* _ACTION ITEM_
All lines of the entries with "JSON" in them must be listed.

* _DATA_
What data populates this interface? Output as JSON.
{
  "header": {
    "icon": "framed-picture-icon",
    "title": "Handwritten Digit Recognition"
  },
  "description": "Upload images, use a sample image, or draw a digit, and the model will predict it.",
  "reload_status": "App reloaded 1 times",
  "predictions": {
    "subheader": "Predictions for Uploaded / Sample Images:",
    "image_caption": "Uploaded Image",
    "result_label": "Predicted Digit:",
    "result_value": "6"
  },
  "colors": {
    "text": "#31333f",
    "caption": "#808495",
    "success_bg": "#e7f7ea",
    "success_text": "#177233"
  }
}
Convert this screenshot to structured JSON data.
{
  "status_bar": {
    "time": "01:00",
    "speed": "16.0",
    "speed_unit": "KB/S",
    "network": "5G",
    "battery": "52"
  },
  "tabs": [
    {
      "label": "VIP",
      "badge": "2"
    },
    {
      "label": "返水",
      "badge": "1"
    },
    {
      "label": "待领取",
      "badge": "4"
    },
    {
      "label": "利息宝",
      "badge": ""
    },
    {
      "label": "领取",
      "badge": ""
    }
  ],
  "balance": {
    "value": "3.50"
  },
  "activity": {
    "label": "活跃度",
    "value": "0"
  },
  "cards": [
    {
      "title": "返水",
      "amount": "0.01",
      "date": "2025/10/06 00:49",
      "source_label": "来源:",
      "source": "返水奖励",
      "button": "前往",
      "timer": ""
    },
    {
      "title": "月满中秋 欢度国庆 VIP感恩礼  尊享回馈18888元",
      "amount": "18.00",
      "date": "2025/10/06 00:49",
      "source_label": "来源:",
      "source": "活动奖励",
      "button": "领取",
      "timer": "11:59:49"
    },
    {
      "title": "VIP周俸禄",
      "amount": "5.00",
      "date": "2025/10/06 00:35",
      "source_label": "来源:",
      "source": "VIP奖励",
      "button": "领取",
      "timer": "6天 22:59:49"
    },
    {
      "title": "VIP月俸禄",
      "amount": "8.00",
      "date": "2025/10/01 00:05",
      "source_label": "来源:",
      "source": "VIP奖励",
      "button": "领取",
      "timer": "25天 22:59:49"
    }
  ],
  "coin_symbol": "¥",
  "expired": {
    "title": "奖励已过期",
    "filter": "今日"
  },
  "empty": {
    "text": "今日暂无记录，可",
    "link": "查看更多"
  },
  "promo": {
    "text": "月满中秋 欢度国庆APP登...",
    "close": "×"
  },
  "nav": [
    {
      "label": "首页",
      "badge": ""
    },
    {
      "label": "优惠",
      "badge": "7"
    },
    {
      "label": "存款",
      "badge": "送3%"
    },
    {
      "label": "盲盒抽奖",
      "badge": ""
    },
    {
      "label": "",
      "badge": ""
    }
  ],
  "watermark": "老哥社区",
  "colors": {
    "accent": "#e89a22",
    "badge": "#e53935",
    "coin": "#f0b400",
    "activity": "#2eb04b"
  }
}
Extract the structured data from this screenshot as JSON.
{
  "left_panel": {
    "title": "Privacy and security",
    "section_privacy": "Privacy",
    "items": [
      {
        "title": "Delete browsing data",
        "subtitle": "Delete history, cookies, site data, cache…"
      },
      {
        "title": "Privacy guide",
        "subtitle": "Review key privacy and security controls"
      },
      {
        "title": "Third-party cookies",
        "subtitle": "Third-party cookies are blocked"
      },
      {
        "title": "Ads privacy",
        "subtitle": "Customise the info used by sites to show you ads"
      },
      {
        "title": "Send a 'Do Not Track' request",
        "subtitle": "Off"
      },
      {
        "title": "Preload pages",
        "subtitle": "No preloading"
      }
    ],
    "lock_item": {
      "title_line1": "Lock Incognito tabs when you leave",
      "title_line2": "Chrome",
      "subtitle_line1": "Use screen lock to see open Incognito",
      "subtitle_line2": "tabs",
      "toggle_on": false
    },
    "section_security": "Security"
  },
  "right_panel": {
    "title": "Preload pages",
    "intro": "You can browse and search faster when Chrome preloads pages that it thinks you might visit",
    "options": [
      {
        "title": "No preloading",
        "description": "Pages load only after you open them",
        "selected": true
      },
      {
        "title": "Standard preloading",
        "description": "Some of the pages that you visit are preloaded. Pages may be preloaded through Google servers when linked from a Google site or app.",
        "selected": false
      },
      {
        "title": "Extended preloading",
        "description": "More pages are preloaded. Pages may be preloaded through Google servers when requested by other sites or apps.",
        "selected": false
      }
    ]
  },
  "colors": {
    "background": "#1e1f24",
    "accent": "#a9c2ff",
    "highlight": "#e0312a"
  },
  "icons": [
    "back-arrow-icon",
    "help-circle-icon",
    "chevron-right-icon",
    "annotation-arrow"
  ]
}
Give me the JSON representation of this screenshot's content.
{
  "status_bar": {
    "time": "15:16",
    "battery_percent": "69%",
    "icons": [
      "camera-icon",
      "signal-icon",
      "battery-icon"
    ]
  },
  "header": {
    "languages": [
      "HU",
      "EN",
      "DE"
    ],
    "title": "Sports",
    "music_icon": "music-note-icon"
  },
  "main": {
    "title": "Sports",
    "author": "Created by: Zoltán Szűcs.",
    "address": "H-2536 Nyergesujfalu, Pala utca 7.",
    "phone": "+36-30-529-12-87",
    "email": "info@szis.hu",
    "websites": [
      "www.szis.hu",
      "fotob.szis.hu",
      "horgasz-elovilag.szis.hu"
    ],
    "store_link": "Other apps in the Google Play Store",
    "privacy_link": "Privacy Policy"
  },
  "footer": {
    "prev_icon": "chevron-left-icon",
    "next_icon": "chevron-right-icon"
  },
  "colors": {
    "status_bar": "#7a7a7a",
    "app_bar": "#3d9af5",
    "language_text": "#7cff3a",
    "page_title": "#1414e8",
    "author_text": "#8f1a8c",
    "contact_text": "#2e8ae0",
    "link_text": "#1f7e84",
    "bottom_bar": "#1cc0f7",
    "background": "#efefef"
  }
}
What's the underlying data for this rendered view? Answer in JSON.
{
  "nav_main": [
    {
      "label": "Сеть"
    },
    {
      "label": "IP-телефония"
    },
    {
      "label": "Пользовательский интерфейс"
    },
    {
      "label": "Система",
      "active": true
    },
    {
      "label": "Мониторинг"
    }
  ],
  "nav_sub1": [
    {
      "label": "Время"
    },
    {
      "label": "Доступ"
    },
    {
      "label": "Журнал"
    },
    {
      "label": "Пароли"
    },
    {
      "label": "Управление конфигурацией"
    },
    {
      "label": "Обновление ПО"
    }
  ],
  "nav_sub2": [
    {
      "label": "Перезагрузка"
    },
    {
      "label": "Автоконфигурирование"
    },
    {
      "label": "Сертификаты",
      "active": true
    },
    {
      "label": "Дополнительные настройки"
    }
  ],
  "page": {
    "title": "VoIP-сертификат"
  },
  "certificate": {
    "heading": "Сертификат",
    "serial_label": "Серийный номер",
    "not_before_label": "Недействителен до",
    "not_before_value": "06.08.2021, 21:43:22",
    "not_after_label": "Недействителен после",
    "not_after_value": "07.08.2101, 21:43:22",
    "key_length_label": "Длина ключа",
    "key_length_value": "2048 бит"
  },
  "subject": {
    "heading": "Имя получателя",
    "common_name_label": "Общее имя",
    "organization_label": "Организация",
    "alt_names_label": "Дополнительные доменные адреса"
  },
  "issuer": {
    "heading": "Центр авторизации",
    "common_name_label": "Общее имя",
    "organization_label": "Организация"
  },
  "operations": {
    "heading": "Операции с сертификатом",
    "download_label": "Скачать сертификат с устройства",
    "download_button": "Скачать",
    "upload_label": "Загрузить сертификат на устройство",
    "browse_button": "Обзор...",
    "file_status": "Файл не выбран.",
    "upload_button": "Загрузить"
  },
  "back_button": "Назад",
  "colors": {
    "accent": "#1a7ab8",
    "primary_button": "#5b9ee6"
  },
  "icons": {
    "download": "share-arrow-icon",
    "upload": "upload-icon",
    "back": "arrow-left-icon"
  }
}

* _TASK RESULT_
What data populates this interface? Output as JSON.
Convert this screenshot to structured JSON data.
Extract the structured data from this screenshot as JSON.
Give me the JSON representation of this screenshot's content.
What's the underlying data for this rendered view? Answer in JSON.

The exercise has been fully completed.